Aim of the task: Using the data below, return all lines in which "screenshot" appears.

Data in this exercise:
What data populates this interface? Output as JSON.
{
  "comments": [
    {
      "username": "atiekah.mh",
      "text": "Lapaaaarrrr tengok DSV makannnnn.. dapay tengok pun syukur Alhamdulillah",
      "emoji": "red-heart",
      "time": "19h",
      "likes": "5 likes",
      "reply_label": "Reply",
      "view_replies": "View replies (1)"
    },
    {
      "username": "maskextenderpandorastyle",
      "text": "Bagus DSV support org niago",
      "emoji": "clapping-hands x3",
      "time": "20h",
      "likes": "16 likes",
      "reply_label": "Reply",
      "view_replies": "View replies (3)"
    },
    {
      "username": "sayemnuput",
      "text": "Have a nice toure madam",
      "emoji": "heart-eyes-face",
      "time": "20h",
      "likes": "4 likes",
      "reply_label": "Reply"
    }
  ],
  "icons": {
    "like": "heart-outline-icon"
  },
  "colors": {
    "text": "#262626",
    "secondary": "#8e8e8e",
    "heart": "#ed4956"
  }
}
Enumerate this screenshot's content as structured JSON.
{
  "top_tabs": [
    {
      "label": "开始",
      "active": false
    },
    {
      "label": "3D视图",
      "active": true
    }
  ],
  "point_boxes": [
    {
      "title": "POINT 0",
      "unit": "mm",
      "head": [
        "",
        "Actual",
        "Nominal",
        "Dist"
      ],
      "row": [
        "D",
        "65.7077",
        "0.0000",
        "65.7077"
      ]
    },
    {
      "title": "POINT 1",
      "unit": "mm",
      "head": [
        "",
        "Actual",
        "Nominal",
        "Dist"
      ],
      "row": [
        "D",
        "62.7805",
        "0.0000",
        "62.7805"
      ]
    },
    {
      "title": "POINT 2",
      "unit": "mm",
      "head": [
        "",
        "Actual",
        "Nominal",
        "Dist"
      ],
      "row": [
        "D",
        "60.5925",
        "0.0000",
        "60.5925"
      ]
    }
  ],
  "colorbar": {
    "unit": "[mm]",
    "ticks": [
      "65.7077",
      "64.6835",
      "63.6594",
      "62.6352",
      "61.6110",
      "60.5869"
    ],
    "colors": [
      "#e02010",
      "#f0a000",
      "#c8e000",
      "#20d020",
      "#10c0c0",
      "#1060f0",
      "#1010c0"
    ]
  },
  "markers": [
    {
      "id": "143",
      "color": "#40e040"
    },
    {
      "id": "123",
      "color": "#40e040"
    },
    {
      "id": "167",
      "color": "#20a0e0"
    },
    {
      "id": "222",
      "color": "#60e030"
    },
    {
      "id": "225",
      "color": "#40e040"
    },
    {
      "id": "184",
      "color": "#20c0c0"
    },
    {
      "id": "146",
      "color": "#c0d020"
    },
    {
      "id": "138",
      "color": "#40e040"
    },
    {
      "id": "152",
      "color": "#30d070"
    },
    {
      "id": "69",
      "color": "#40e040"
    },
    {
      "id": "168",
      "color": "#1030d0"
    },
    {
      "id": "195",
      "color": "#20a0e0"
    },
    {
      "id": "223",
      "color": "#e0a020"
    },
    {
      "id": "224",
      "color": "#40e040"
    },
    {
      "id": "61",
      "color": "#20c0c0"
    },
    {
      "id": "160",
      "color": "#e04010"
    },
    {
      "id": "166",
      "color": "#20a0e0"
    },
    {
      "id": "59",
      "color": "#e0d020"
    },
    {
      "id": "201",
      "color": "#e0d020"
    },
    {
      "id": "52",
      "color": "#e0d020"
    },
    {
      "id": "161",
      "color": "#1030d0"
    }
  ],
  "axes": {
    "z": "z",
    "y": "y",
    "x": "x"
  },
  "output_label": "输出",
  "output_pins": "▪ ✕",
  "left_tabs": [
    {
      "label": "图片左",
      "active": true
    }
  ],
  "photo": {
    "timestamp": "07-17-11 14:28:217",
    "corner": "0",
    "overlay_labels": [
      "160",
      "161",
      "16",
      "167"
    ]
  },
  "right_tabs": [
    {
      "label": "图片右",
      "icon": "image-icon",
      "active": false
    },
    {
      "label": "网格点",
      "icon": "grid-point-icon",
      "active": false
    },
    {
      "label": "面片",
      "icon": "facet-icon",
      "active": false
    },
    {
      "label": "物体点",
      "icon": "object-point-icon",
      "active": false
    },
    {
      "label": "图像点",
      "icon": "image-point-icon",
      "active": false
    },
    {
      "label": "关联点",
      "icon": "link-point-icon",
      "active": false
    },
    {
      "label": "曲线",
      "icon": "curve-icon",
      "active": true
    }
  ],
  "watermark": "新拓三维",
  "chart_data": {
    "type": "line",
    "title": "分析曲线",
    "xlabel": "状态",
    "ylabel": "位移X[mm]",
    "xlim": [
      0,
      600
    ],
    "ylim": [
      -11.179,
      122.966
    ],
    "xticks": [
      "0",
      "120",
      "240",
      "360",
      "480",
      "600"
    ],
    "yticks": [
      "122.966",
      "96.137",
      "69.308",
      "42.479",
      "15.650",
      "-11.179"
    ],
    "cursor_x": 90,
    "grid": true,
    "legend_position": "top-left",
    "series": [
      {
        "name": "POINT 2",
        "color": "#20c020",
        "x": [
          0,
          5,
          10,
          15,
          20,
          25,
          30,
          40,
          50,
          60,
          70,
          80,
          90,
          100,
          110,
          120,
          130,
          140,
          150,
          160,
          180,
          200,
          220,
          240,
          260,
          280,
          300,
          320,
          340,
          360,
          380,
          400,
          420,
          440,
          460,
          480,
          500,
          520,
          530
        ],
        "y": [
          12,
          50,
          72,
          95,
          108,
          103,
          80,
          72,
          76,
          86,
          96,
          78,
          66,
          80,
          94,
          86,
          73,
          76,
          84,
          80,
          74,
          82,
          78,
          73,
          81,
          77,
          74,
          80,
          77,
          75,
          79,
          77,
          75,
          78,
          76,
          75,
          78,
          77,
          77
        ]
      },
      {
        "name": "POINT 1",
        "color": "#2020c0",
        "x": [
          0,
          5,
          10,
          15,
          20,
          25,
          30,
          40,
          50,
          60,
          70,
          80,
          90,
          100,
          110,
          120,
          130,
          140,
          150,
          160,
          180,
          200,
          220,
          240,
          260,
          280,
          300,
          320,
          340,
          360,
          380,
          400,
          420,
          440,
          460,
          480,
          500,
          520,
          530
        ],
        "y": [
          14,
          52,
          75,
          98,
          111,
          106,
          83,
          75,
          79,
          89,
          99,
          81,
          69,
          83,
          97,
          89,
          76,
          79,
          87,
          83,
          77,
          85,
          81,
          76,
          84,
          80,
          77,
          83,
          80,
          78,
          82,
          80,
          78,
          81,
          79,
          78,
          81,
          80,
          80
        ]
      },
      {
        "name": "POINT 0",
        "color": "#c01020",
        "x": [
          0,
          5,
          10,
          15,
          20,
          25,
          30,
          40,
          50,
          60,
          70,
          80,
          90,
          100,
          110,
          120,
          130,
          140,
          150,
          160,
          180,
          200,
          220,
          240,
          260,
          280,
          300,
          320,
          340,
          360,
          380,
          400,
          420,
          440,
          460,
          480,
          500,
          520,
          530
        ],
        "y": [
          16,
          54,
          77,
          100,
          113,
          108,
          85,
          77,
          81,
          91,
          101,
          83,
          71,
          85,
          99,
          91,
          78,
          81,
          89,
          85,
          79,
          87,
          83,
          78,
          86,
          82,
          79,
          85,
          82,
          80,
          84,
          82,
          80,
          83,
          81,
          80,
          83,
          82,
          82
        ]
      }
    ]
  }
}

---

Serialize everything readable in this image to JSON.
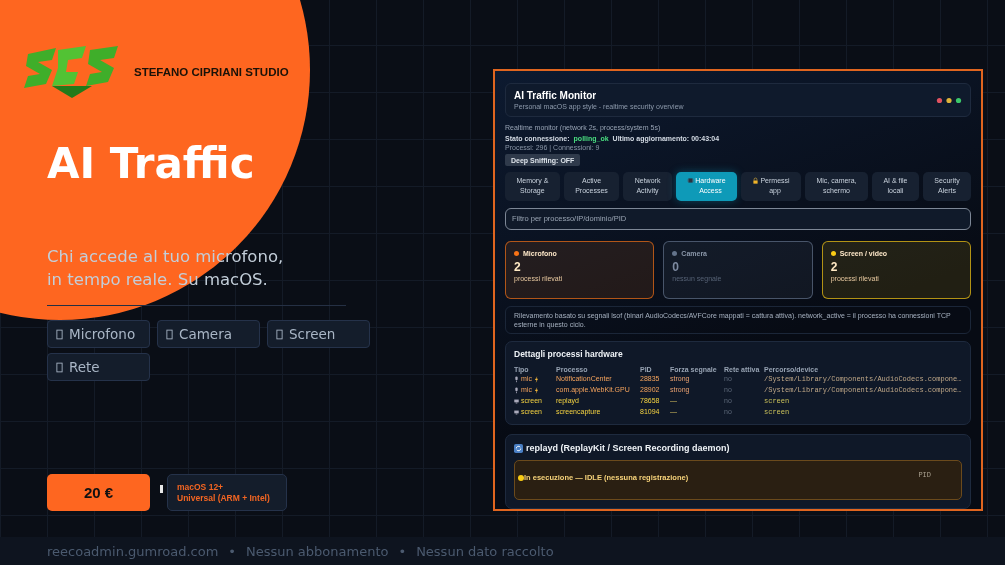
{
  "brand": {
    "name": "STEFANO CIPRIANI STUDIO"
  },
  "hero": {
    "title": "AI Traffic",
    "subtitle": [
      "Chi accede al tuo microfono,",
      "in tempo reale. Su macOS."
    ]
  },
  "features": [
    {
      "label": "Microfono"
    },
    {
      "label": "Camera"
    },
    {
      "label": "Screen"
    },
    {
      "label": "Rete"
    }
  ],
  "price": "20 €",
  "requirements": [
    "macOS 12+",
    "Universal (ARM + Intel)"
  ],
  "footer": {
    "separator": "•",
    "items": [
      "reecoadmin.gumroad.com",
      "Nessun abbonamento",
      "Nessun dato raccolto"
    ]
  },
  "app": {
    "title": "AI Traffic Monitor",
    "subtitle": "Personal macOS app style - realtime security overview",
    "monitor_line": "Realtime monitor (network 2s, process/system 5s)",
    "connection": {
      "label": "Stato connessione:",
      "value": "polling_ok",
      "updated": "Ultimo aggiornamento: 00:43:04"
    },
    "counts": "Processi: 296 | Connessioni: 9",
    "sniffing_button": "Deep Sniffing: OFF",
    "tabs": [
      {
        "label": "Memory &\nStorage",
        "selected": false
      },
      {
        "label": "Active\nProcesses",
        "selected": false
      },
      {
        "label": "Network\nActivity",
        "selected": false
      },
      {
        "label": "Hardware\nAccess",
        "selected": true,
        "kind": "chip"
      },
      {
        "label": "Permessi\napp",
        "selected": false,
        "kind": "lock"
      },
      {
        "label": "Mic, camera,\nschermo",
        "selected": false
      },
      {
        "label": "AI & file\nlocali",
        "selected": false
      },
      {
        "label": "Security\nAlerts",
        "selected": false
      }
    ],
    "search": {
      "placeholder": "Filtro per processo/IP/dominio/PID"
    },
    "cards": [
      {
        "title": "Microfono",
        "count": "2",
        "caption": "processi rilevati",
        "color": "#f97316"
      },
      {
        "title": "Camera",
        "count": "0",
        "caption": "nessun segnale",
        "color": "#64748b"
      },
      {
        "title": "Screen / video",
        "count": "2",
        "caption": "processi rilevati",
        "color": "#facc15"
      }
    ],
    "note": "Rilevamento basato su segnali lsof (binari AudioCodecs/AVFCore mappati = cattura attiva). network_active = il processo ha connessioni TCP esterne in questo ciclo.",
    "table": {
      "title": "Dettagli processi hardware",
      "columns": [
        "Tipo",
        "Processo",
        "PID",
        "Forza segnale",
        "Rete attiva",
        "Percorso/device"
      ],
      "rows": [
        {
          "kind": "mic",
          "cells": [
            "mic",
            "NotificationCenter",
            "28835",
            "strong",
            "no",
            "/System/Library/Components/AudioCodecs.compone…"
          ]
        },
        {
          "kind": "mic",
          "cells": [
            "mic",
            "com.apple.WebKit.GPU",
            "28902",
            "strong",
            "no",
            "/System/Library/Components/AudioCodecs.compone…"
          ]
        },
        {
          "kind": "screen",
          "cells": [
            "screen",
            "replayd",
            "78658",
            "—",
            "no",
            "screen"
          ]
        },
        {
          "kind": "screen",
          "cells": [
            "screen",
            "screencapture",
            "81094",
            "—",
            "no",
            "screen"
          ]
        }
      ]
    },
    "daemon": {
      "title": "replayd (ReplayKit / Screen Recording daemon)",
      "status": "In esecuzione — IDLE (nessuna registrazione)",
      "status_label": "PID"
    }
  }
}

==

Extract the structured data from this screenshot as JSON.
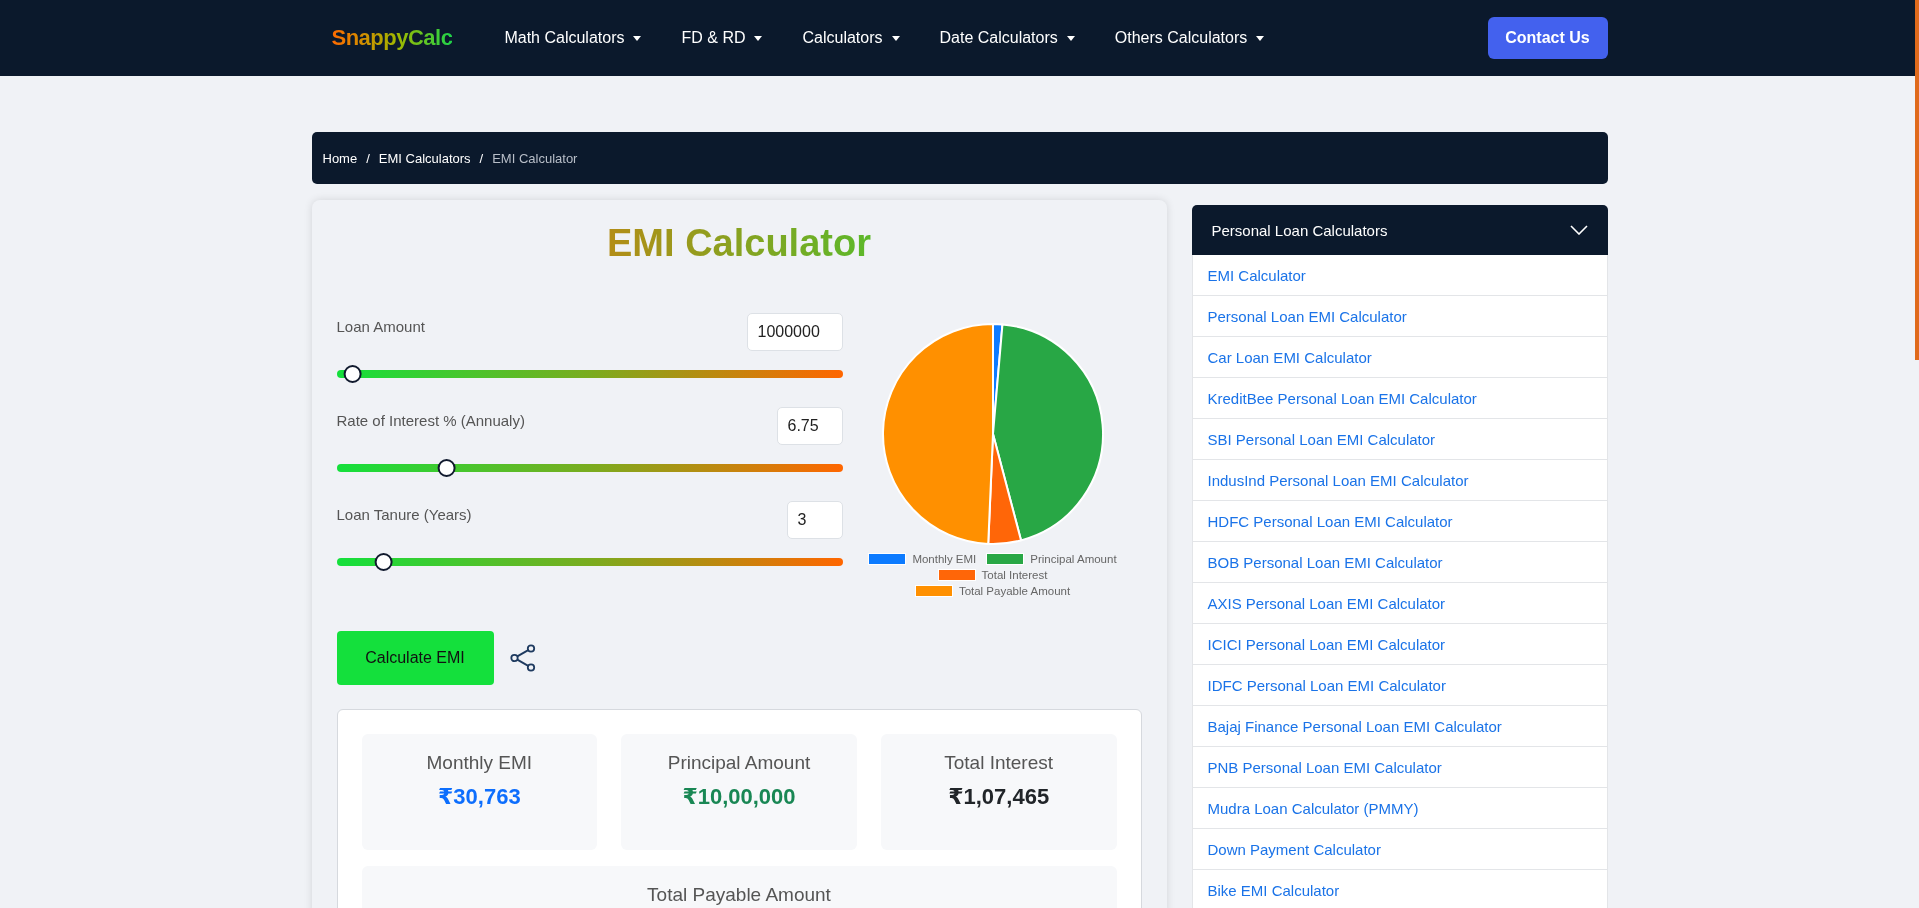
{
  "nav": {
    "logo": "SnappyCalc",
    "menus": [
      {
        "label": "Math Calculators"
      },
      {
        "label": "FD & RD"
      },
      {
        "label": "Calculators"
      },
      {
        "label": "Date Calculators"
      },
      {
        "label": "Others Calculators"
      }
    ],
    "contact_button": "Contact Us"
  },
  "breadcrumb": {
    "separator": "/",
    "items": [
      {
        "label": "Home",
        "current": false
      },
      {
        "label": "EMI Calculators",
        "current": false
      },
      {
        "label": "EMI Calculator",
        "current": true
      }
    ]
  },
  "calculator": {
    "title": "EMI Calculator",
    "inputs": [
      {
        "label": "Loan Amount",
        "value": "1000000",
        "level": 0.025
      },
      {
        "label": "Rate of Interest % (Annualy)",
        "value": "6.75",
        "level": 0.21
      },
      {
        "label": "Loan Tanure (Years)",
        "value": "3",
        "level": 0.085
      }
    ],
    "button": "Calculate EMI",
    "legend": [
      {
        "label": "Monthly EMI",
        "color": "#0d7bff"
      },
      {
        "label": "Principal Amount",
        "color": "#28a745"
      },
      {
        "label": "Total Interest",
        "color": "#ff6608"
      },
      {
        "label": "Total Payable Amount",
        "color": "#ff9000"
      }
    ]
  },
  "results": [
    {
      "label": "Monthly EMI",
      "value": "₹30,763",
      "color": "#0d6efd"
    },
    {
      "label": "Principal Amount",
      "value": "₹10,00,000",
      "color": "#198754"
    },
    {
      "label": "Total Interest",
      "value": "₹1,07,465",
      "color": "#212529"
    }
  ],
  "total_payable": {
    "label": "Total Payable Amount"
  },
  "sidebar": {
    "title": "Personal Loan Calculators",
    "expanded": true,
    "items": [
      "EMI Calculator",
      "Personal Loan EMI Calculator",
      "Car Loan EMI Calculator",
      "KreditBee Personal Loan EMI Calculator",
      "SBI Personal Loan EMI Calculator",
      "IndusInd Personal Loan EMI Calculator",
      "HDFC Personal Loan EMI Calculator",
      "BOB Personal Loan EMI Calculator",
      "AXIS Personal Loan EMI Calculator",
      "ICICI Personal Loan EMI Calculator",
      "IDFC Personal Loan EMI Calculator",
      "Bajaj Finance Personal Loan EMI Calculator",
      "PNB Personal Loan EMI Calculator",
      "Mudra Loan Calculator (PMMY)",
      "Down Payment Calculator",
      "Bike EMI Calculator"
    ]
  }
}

Answer to the problem:
Enumerate this screenshot's content as structured JSON.
Extract the structured data from this screenshot as JSON.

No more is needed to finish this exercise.